    • I think we need to take both of your comments together, Ben and Vitaly. I’m glad you added those additional verses and thoughts, Vitaly, which help make a more complete concept.

      I’ve come believe there are some things that we Christians do not and should not “crucify” — our “self”, our “conscience”, our “noble dream”. We are to crucify what belongs to our “earthly nature” (Colossians 3) and our “misdeeds of the body” (Romans 8).

      This is a topic that I believe should be a priority to discuss among UBF people.

      I’m convinced God needs “who we are” and our “conscience” and our “noble dream” in order to transform them and shape and mold them like clay. When we cut off these things we find that we have become bloody butchers, damaging ourselves and deeply wounding others.

      Some people desperately seek forgiveness from others because they have not forgiven themselves. Instead, they try to crucify their “self”, going beyond the “sinful self” and cutting too deep, ignoring God’s call to Abram to stop before cutting Isaac. Some try to cut out their conscience and replace it with Scripture, ignoring God’s desire to wash them and make them clean and to reason with them. Others slice up their dreams and live with a gnawing sense of hopelessness, not realizing that God has a plan, a purpose and a hope for them, a reason for what they’ve gone through.

      The common theme of those in UBF who have reached out to me these last 2 years is this: The UBF people are so sorrowful! Their words portray such hopelessness! They think that I must be so wounded and that I was so hurt in UBF! But I am more joyful, peaceful and hopeful than ever. The Spirit healed me the instant I forgave myself.

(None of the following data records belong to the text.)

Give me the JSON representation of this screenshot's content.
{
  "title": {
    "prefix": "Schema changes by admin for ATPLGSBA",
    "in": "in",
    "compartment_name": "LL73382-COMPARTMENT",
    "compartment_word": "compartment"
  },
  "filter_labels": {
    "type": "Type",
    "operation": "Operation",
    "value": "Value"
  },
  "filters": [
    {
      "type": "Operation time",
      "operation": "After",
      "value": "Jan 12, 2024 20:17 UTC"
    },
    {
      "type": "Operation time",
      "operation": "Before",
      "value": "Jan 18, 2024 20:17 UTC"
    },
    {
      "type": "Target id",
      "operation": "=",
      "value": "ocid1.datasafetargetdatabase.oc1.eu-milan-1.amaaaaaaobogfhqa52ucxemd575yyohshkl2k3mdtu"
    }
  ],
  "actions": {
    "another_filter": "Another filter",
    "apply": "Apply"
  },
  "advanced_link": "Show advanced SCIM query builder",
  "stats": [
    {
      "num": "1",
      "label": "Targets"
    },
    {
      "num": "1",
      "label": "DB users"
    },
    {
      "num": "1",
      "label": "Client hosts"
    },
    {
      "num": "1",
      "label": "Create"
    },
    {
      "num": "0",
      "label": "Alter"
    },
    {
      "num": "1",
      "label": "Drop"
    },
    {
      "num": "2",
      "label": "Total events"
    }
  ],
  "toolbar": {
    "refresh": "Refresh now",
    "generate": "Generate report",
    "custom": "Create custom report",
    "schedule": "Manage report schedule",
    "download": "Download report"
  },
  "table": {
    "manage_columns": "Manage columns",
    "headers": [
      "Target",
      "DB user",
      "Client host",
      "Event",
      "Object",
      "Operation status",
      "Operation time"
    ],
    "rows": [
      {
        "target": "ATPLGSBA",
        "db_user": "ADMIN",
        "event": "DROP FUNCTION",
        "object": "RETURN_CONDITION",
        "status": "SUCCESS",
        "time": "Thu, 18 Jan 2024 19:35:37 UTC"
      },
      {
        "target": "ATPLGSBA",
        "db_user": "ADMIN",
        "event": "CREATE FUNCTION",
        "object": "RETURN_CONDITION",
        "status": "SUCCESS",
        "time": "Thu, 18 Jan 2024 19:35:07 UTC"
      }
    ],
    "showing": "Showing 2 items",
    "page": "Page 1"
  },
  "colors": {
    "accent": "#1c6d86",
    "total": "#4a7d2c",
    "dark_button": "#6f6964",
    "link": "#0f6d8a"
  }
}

The Spirit is transforming my life to be an instrument of reconciliation, which is going on even as we blog here.

      It is when we come to forgive our “self”, love our “self” and let God shape our “dream” that we find the abundant joy of Jesus! This is the new wine that only comes by grace– by accepting the 0/100 reality that forgiveness of sin cost us 0% and cost God 100%. The 0/100 reality doesn’t change from first to last– when we stand before God in the end, this gospel is all we have.

    • And although I’ve not figured out all the connections, I believe a healthy, Christian view of self is tied together with the Trinity, and relates to how a community behaves. The “self” and the “community” seem to be mutually tied together so that a collection of many with an unhealthy “self” lead to what Joe mentions above, a community that allows “parts of its body to fall off or be amputated and then marches on with a smile on its face as though nothing is wrong.”

      And all these things tie into Gerardo’s recent comment about our view of the Body of Christ. (By the way Gerardo, any more comments like this and I might just embrace my Catholicism fully :)